Cute, low-key horror-comedy about duo of well-meaning, but buffoonish rednecks on vacation who are vilified, demonized, and, indirectly, tortured by a nearby group of teens. The central joke of the piece is a riff on Deliverance; because Tucker and Dale fit the image of inbred, angsty jungle folk, the teens are so scared for their lives that they, in turn, go about putting themselves in actual danger. There is not much more in terms of plot, save for a cute, tenuous romance with Tucker and one of the teens, so I will not ruin any of the gags, plot twists, or death scenes(!) that make this quite a fun watch for horror buffs. I will say that as the titular duo, Reaper's Tyler Labine and Alan mothafreaking Tudyk are absolutely sweet, well-rendered, and hilarious; if you did not buy the well-meaning sincerity of their rough-around-the-edges characters, the entire film would fall apart. Katrina Bowden, the resident "hottie" of 30 Rock, also warrants mention for playing it straight and irony-free (unlike on 30 Rock) as the love interest; in a nice spin on the typical horror lead role, she is separate from her friends in her understanding that there is NO threat, as opposed to her being the savvy survivalist a la Jamie Lee Curtis or Neve Campbell. The movie has a sort of half-indie, half-DTV feel to it, sort of like David Arquette's similar, but more freakish The Tripper, but it only serves to highlight the absurd and over-the-top tone of the film; a big-budget sheen on this one, along with bigger names in the starring roles, would have taken the piss out of the whole thing. I am not saying that this is Shaun of the Dead, or even Cannibal: The Musical, but it is a fun, diverting flick that tickles its core audience (read: horror fans) to the bone.

Recommended for savvy horror fans, specifically those familiar with the subgenre of films like Texas Chainsaw Massacre, Wrong Turn, and The Hills Have Eyes. There is a cuteness and sincerity on display here that elevates it above purely comical exercises like The Tripper

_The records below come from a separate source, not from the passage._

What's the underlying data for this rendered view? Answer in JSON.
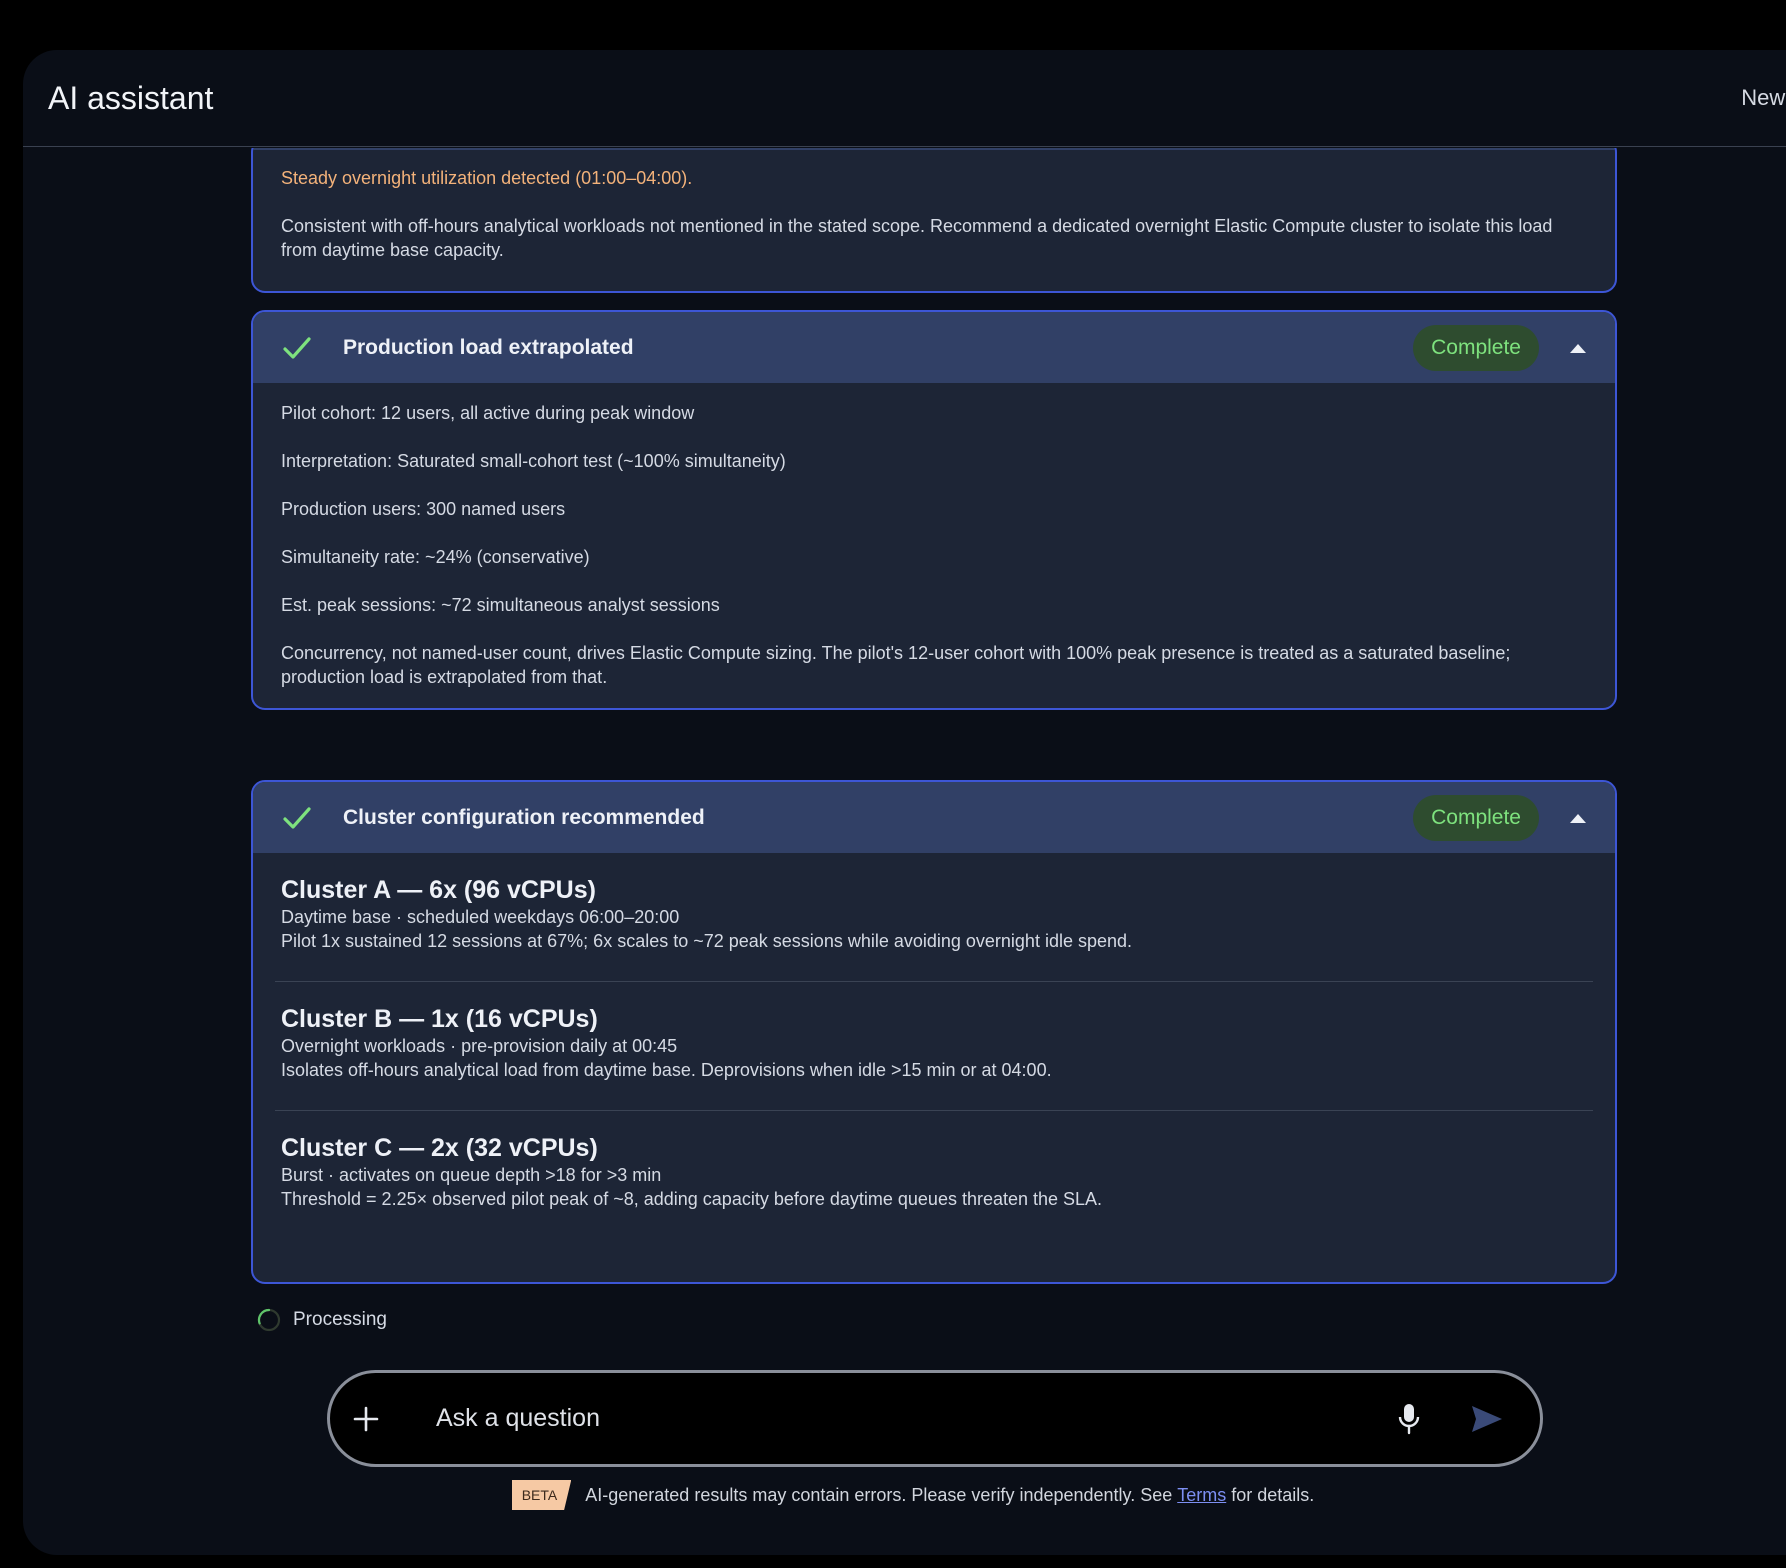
{
  "header": {
    "title": "AI assistant",
    "new_chat": "New chat"
  },
  "card1": {
    "warning": "Steady overnight utilization detected (01:00–04:00).",
    "detail": "Consistent with off-hours analytical workloads not mentioned in the stated scope. Recommend a dedicated overnight Elastic Compute cluster to isolate this load from daytime base capacity."
  },
  "card2": {
    "title": "Production load extrapolated",
    "status": "Complete",
    "lines": [
      "Pilot cohort: 12 users, all active during peak window",
      "Interpretation: Saturated small-cohort test (~100% simultaneity)",
      "Production users: 300 named users",
      "Simultaneity rate: ~24% (conservative)",
      "Est. peak sessions: ~72 simultaneous analyst sessions",
      "Concurrency, not named-user count, drives Elastic Compute sizing. The pilot's 12-user cohort with 100% peak presence is treated as a saturated baseline; production load is extrapolated from that."
    ]
  },
  "card3": {
    "title": "Cluster configuration recommended",
    "status": "Complete",
    "clusters": [
      {
        "title": "Cluster A — 6x (96 vCPUs)",
        "schedule": "Daytime base · scheduled weekdays 06:00–20:00",
        "note": "Pilot 1x sustained 12 sessions at 67%; 6x scales to ~72 peak sessions while avoiding overnight idle spend."
      },
      {
        "title": "Cluster B — 1x (16 vCPUs)",
        "schedule": "Overnight workloads · pre-provision daily at 00:45",
        "note": "Isolates off-hours analytical load from daytime base. Deprovisions when idle >15 min or at 04:00."
      },
      {
        "title": "Cluster C — 2x (32 vCPUs)",
        "schedule": "Burst · activates on queue depth >18 for >3 min",
        "note": "Threshold = 2.25× observed pilot peak of ~8, adding capacity before daytime queues threaten the SLA."
      }
    ]
  },
  "processing": "Processing",
  "composer": {
    "placeholder": "Ask a question"
  },
  "disclaimer": {
    "badge": "BETA",
    "text_before": "AI-generated results may contain errors. Please verify independently. See",
    "link": "Terms",
    "text_after": "for details."
  },
  "colors": {
    "accent_border": "#3d56d6",
    "complete_green": "#7ee27e",
    "warning": "#f3b27a",
    "beta_bg": "#f6c9a4"
  }
}
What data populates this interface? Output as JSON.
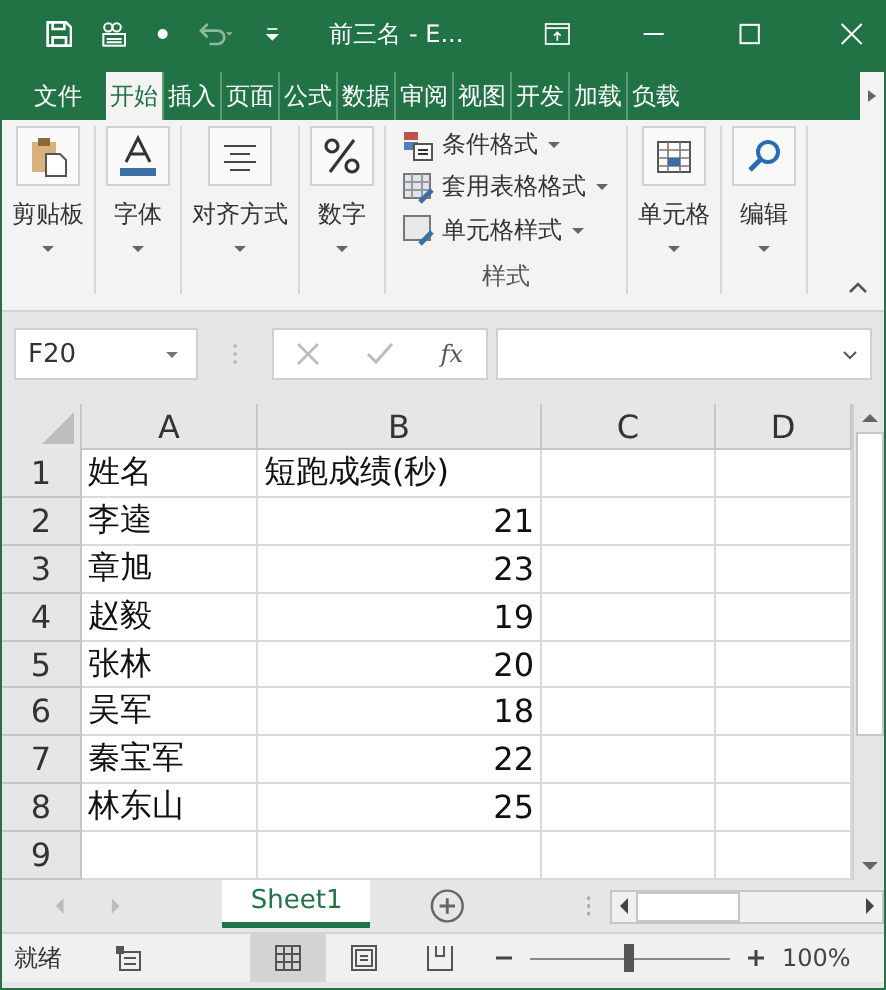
{
  "window": {
    "title": "前三名 - E..."
  },
  "ribbon_tabs": [
    {
      "label": "文件",
      "selected": false
    },
    {
      "label": "开始",
      "selected": true
    },
    {
      "label": "插入",
      "selected": false
    },
    {
      "label": "页面",
      "selected": false
    },
    {
      "label": "公式",
      "selected": false
    },
    {
      "label": "数据",
      "selected": false
    },
    {
      "label": "审阅",
      "selected": false
    },
    {
      "label": "视图",
      "selected": false
    },
    {
      "label": "开发",
      "selected": false
    },
    {
      "label": "加载",
      "selected": false
    },
    {
      "label": "负载",
      "selected": false
    }
  ],
  "ribbon_groups": [
    {
      "kind": "big",
      "label": "剪贴板"
    },
    {
      "kind": "big",
      "label": "字体"
    },
    {
      "kind": "big",
      "label": "对齐方式"
    },
    {
      "kind": "big",
      "label": "数字"
    },
    {
      "kind": "list",
      "label": "样式",
      "items": [
        {
          "label": "条件格式"
        },
        {
          "label": "套用表格格式"
        },
        {
          "label": "单元格样式"
        }
      ]
    },
    {
      "kind": "big",
      "label": "单元格"
    },
    {
      "kind": "big",
      "label": "编辑"
    }
  ],
  "formula_bar": {
    "name_box": "F20",
    "fx": "fx"
  },
  "sheet": {
    "columns": [
      "A",
      "B",
      "C",
      "D"
    ],
    "rows": [
      {
        "number": "1",
        "cells": [
          "姓名",
          "短跑成绩(秒)"
        ]
      },
      {
        "number": "2",
        "cells": [
          "李逵",
          "21"
        ]
      },
      {
        "number": "3",
        "cells": [
          "章旭",
          "23"
        ]
      },
      {
        "number": "4",
        "cells": [
          "赵毅",
          "19"
        ]
      },
      {
        "number": "5",
        "cells": [
          "张林",
          "20"
        ]
      },
      {
        "number": "6",
        "cells": [
          "吴军",
          "18"
        ]
      },
      {
        "number": "7",
        "cells": [
          "秦宝军",
          "22"
        ]
      },
      {
        "number": "8",
        "cells": [
          "林东山",
          "25"
        ]
      },
      {
        "number": "9"
      }
    ]
  },
  "sheet_tabs": [
    {
      "label": "Sheet1",
      "selected": true
    }
  ],
  "status_bar": {
    "status": "就绪",
    "views": [
      {
        "kind": "normal",
        "selected": true
      },
      {
        "kind": "layout",
        "selected": false
      },
      {
        "kind": "pagebreak",
        "selected": false
      }
    ],
    "zoom": {
      "level": 0.5,
      "label": "100%"
    }
  }
}
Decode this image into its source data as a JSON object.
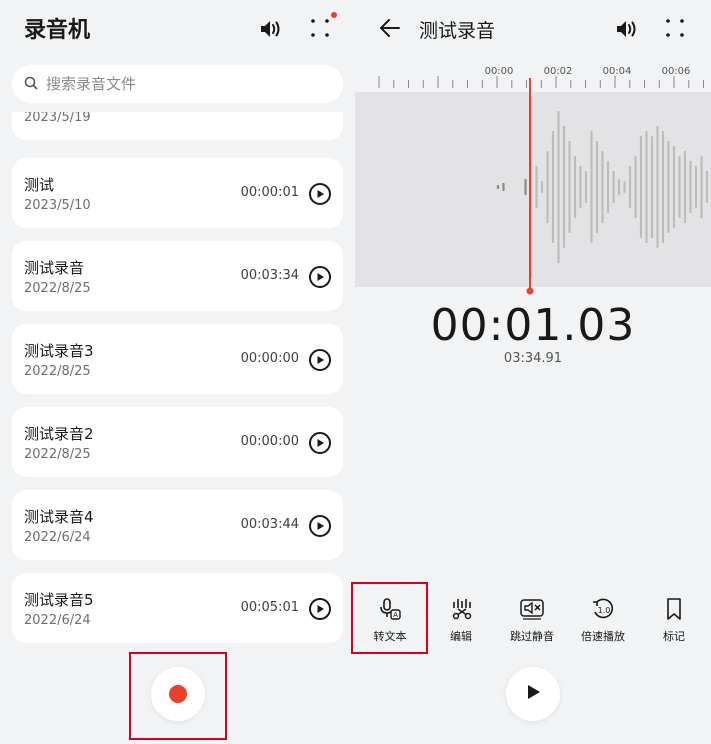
{
  "left": {
    "app_title": "录音机",
    "search_placeholder": "搜索录音文件",
    "partial_date": "2023/5/19",
    "recordings": [
      {
        "name": "测试",
        "date": "2023/5/10",
        "duration": "00:00:01"
      },
      {
        "name": "测试录音",
        "date": "2022/8/25",
        "duration": "00:03:34"
      },
      {
        "name": "测试录音3",
        "date": "2022/8/25",
        "duration": "00:00:00"
      },
      {
        "name": "测试录音2",
        "date": "2022/8/25",
        "duration": "00:00:00"
      },
      {
        "name": "测试录音4",
        "date": "2022/6/24",
        "duration": "00:03:44"
      },
      {
        "name": "测试录音5",
        "date": "2022/6/24",
        "duration": "00:05:01"
      }
    ]
  },
  "right": {
    "title": "测试录音",
    "ruler_labels": [
      "00:00",
      "00:02",
      "00:04",
      "00:06"
    ],
    "current_time": "00:01.03",
    "total_time": "03:34.91",
    "tools": [
      {
        "label": "转文本",
        "icon": "mic-to-text-icon"
      },
      {
        "label": "编辑",
        "icon": "edit-audio-icon"
      },
      {
        "label": "跳过静音",
        "icon": "skip-silence-icon"
      },
      {
        "label": "倍速播放",
        "icon": "playback-speed-icon"
      },
      {
        "label": "标记",
        "icon": "bookmark-icon"
      }
    ],
    "speed_icon_text": "1.0"
  },
  "colors": {
    "accent_red": "#e8412c",
    "highlight_box": "#d9001b",
    "background": "#f1f3f5",
    "waveform_bg": "#e3e3e5"
  }
}
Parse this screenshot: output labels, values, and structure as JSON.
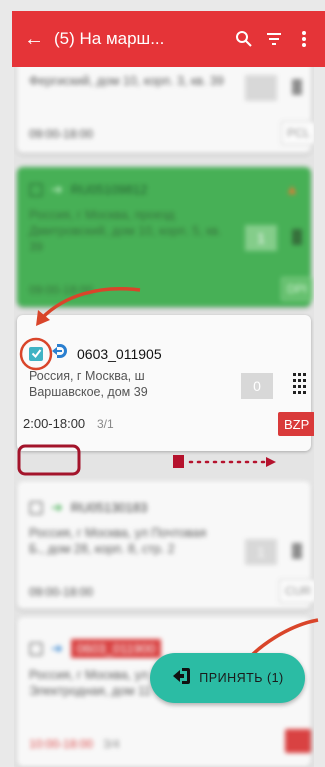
{
  "appbar": {
    "title": "(5) На марш...",
    "icons": [
      "back-arrow-icon",
      "search-icon",
      "filter-icon",
      "more-vert-icon"
    ]
  },
  "cards": [
    {
      "address": "Фергиский, дом 10, корп. 3, кв. 39",
      "time": "09:00-18:00",
      "tag": "PCL"
    },
    {
      "code": "RU05109812",
      "address": "Россия, г Москва, проезд Дмитровский, дом 10, корп. 5, кв. 39",
      "qty": "1",
      "time": "09:00-18:00",
      "tag": "DPI"
    },
    {
      "code": "0603_011905",
      "address": "Россия, г Москва, ш Варшавское, дом 39",
      "qty": "0",
      "time": "2:00-18:00",
      "count": "3/1",
      "tag": "BZP",
      "checked": true
    },
    {
      "code": "RU05130183",
      "address": "Россия, г Москва, ул Почтовая Б., дом 28, корп. 8, стр. 2",
      "qty": "1",
      "time": "09:00-18:00",
      "tag": "CUR"
    },
    {
      "code": "0603_011900",
      "address": "Россия, г Москва, ул Электродная, дом 11",
      "time": "10:00-18:00",
      "count": "3/4"
    }
  ],
  "fab": {
    "label": "ПРИНЯТЬ (1)"
  },
  "colors": {
    "appbar": "#e53438",
    "green_card": "#3fae4f",
    "annotation": "#a3142b",
    "arrow": "#d9452a",
    "fab": "#2bbca4",
    "tag_red": "#d93a3a"
  }
}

P.S. There is a tacked-on, probably reshot ending that is hokey and doesn't really fit with the rest of the film, but it does keep the tone from seesawing completely over to one side of the horror-comedy balance.

No comments:

Post a Comment